      • Bulgaria
    Join Date
    Sep 2007
    Posts
    5,000
    Post Thanks / Like

    Default Re: like old boots

    Hi fivejedjon,

    I beg your pardon. I put you in such an awkward situation reading my clumsy writing. I ask for your indulgence.

    Here are a few explanatory words concerning the unclear point in my last writing above.

    bring home the beckon = be successful, accomplish something of value

    Bring home the bacon: Information from Answers.com

    did I make the train or not =

    make the train = make it = make the grade

    there are two possibilities = to sink or swim = make the train or miss the train

    giving me undivided support =

    give somebody one’s undivided support

    tumbling in the dark =…. tumble in the dark = wander in the dark .. = rumbling in the dark

    tumble =

    lore = Accumulated facts, traditions, or beliefs about a particular subject.

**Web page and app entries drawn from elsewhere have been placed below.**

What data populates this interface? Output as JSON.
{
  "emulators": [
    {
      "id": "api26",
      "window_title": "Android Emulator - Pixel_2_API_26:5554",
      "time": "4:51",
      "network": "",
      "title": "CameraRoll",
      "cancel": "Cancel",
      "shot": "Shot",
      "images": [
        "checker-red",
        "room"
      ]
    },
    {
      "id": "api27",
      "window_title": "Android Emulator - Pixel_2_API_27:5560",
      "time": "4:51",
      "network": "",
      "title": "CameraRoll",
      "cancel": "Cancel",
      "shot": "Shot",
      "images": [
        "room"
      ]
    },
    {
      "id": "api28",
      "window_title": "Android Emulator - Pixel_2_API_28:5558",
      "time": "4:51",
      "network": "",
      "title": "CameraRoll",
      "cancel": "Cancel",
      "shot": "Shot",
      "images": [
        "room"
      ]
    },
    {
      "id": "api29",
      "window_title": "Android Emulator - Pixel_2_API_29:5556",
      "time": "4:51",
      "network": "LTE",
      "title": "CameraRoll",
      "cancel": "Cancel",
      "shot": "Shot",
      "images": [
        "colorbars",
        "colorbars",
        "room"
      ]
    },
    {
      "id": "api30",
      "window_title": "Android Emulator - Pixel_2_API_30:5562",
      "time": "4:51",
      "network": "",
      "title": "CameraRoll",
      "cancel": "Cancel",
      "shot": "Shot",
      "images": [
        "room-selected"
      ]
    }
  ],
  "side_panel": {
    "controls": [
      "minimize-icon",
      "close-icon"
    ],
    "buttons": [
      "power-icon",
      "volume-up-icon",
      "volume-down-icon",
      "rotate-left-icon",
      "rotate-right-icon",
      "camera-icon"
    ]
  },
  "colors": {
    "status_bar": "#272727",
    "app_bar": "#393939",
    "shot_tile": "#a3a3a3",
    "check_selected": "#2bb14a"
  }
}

See synonyms at knowledge

    Read more: http://www.answers.com/topic/lore#ixzz1Yt7wPFz9


    find myself TFDeeing =
    one find one’s beloved
    TFDeeng = rummaging through The Free Dictionary

    V.

  10. #10
    Afit is offline Member
    • Member Info
      • Member Type:
      • English Teacher
      • Native Language:
      • Dutch
      • Home Country:
      • Europe
      • Current Location:
      • Europe
    Join Date
    Jul 2011
    Posts
    173
    Post Thanks / Like

    Default Re: like old boots

    Quote Originally Posted by vil View Post
    I put you in such an awkward situation reading my clumsy writing.
    Writing Guide: Dangling Participles

    No offence, Vil, but your attempts at floral style of writing border on the .

    Affected, unnatural, ridiculous. It causes mirth among ordinary people. I would be more careful with the choice of words.

Page 1 of 2 1 2 LastLast

Similar Threads

  1. [Vocabulary] do his boots
    By maiabulela in forum Ask a Teacher
    Replies: 11
    Last Post: 15-Apr-2011, 10:15
  2. [General] her black go-go boots
    By dilermando in forum Ask a Teacher
    Replies: 1
    Last Post: 09-Sep-2008, 14:32
  3. booths and boots
    By jctgf in forum Pronunciation and Phonetics
    Replies: 5
    Last Post: 13-May-2008, 22:39
  4. three boots between them assistance
    By dagord in forum English Idioms and Sayings
    Replies: 4
    Last Post: 09-Sep-2007, 00:03
  5. To die with ones boots on
    By gor in forum English Idioms and Sayings
    Replies: 4
    Last Post: 13-Sep-2005, 05:36

Posting Permissions

  • You may not post new threads
  • You may not post replies
  • You may not post attachments
  • You may not edit your posts
  •